[Web page and app entries]
*** Begin section ***

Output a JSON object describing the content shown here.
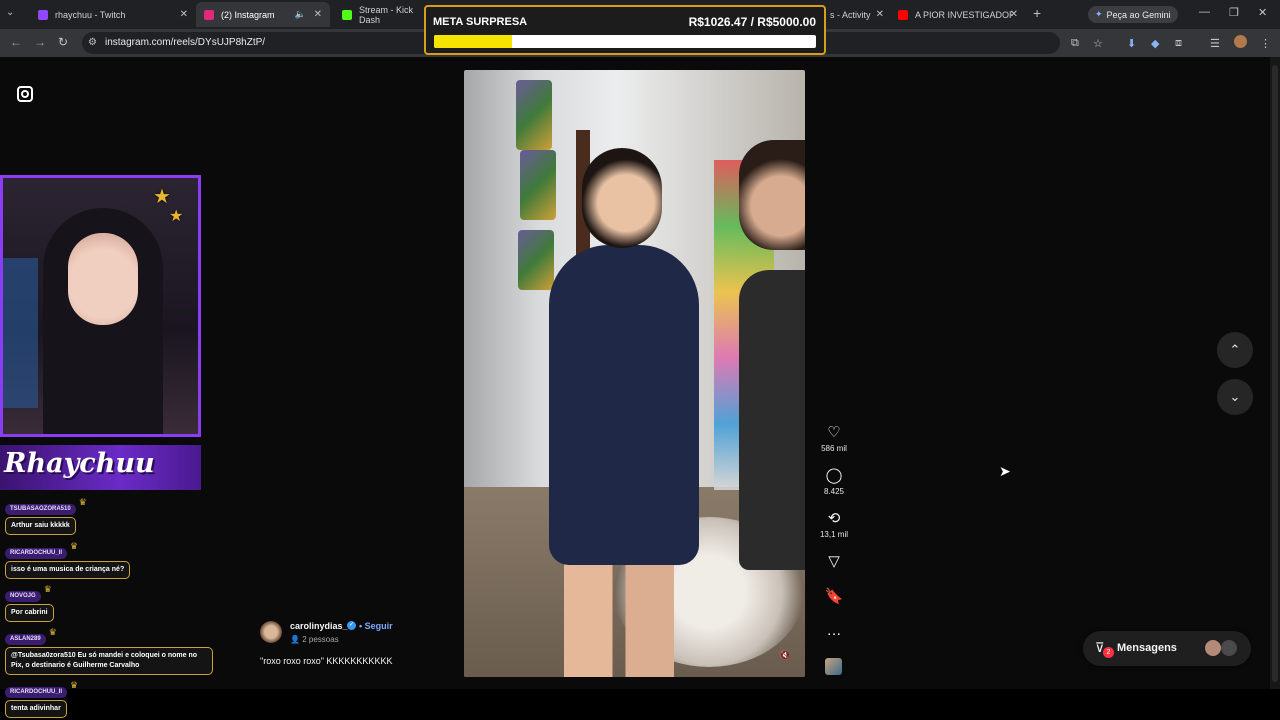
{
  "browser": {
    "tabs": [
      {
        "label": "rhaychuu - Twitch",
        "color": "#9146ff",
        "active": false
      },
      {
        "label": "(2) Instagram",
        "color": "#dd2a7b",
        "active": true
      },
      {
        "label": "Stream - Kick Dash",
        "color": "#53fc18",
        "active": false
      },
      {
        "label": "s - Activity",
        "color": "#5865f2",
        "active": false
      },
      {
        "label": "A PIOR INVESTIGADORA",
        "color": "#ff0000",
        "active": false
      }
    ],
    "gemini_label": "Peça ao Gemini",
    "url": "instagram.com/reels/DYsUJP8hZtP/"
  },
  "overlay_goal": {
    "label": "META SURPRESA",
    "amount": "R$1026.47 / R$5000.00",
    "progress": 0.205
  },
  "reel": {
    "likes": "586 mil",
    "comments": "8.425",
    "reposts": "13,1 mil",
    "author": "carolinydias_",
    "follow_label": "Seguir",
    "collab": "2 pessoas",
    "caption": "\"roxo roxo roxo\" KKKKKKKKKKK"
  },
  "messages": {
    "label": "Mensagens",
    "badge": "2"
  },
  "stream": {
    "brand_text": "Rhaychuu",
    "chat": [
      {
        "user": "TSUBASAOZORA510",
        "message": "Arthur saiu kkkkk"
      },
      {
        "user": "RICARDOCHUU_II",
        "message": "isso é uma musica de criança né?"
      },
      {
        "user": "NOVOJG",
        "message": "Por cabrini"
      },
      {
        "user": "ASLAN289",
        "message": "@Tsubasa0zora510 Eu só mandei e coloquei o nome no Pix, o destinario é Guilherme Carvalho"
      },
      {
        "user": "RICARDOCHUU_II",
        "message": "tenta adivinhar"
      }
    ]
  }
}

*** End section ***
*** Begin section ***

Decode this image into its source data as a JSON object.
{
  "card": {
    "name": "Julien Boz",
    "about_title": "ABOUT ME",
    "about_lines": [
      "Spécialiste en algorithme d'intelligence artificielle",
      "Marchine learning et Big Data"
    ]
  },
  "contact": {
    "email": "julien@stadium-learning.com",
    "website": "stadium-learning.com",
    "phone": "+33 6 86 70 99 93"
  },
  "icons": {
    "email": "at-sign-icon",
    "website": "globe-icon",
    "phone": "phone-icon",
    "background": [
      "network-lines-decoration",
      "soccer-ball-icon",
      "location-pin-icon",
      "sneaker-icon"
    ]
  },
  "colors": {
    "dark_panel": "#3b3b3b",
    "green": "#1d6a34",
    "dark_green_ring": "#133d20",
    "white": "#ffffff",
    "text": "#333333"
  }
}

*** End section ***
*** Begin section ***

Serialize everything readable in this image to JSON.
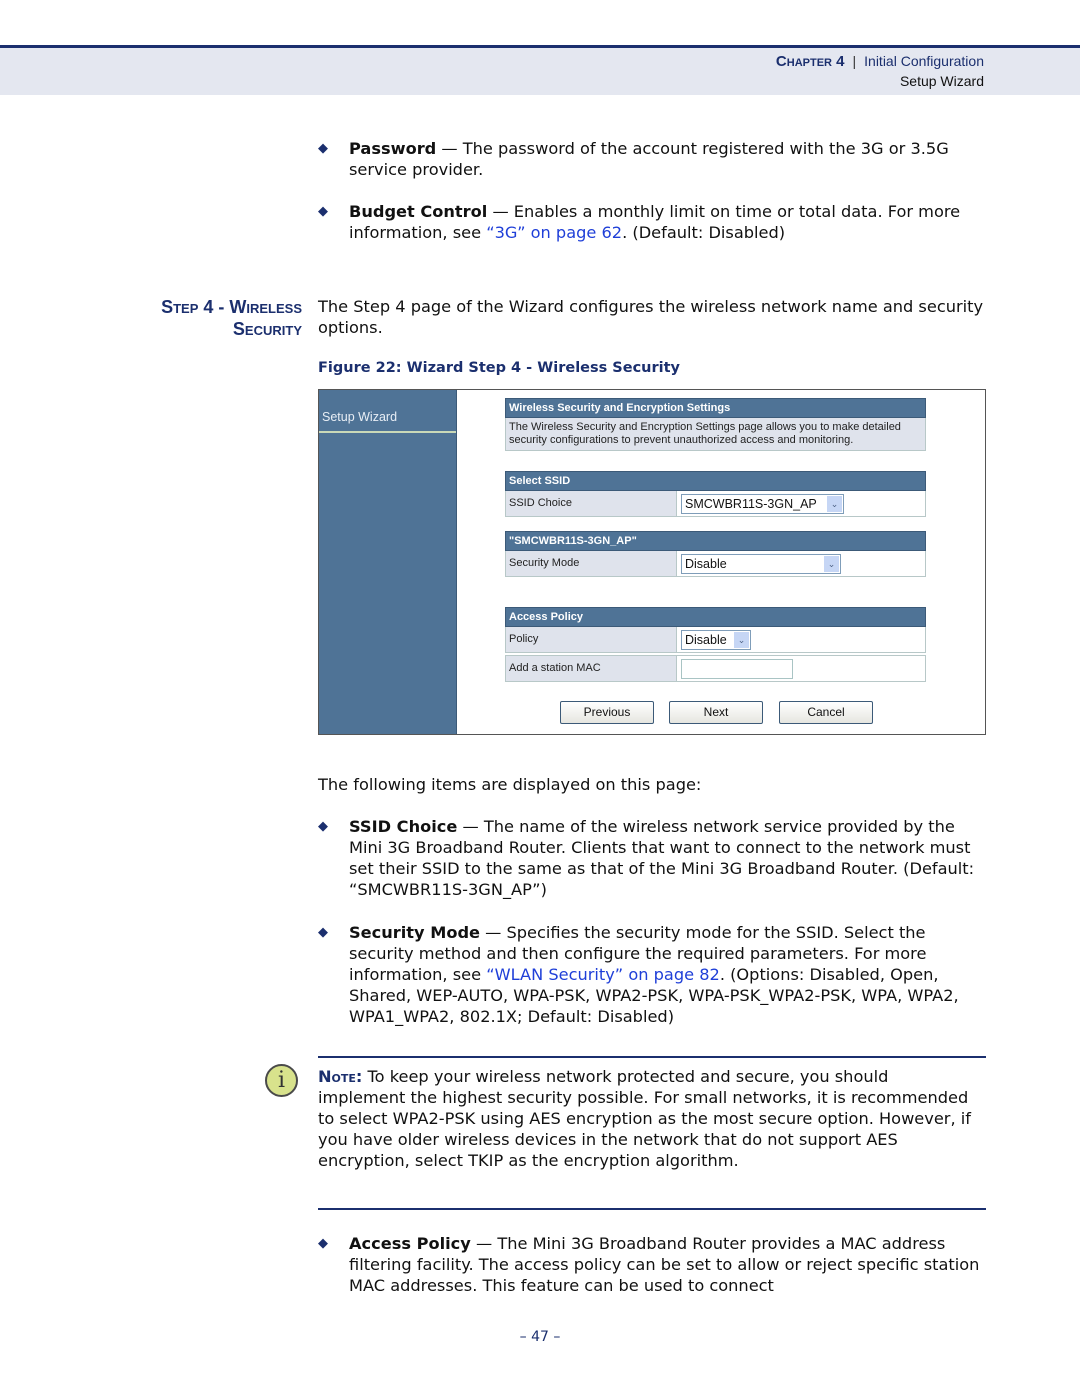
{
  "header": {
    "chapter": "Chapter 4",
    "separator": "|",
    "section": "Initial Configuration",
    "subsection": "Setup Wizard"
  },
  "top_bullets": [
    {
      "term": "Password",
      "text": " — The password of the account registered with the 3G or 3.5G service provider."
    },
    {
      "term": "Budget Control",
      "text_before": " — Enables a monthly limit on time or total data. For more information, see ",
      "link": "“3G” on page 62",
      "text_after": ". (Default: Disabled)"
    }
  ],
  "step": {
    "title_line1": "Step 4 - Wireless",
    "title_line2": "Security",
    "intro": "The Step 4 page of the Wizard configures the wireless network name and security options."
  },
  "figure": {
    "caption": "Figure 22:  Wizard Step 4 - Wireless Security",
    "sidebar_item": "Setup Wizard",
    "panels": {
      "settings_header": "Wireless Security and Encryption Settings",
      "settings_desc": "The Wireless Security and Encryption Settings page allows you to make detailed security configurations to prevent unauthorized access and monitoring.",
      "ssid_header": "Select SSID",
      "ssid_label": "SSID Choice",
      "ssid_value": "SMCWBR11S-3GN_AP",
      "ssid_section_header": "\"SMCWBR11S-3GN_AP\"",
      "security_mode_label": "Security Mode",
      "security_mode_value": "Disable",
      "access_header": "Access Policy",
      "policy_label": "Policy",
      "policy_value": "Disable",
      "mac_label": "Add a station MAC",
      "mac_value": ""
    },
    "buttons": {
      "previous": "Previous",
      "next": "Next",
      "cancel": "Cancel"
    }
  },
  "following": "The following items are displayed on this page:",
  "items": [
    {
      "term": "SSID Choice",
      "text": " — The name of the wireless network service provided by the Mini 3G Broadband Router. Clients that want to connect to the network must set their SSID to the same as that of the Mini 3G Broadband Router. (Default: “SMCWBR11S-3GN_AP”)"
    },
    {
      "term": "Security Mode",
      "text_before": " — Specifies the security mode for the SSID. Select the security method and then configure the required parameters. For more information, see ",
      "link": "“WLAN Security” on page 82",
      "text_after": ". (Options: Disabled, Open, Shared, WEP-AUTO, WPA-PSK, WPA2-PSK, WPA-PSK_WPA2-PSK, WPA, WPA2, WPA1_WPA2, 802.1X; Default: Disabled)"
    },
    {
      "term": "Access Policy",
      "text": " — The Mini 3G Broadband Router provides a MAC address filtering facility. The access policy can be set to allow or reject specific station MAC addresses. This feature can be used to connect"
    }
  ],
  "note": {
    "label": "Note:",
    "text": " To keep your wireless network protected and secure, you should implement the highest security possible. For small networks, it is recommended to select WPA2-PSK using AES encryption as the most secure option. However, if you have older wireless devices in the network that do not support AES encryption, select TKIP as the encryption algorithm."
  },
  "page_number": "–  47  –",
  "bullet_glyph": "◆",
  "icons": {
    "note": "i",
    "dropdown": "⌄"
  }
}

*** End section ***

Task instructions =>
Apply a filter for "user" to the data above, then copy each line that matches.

Response =>
        "user": "TSUBASAOZORA510",
        "user": "RICARDOCHUU_II",
        "user": "NOVOJG",
        "user": "ASLAN289",
        "user": "RICARDOCHUU_II",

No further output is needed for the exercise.